§ TO DO:
Report each line of the entries that includes "label" by copying it.

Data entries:
►

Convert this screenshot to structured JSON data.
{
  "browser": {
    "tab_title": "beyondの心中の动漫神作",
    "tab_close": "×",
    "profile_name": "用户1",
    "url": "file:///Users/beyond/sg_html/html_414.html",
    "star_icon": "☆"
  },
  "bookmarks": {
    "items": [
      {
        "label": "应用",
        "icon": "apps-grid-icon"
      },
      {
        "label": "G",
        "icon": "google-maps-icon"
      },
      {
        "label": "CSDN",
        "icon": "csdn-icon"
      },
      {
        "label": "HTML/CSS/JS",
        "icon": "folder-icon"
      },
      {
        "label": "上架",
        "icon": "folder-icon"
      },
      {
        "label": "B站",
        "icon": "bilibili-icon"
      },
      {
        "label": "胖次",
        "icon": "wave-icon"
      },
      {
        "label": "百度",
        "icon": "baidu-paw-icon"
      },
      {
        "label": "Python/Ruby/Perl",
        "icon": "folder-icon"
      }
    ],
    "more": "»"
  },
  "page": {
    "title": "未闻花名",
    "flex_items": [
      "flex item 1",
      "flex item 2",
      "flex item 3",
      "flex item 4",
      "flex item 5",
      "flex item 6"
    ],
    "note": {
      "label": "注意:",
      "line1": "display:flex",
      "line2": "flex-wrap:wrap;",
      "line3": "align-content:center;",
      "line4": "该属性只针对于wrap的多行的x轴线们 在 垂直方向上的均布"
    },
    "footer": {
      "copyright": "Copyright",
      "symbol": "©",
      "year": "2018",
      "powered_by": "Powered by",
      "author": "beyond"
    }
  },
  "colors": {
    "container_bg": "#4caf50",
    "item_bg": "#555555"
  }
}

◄

§ REPLY TO THE TASK:
        "label": "应用",
        "label": "G",
        "label": "CSDN",
        "label": "HTML/CSS/JS",
        "label": "上架",
        "label": "B站",
        "label": "胖次",
        "label": "百度",
        "label": "Python/Ruby/Perl",
      "label": "注意:",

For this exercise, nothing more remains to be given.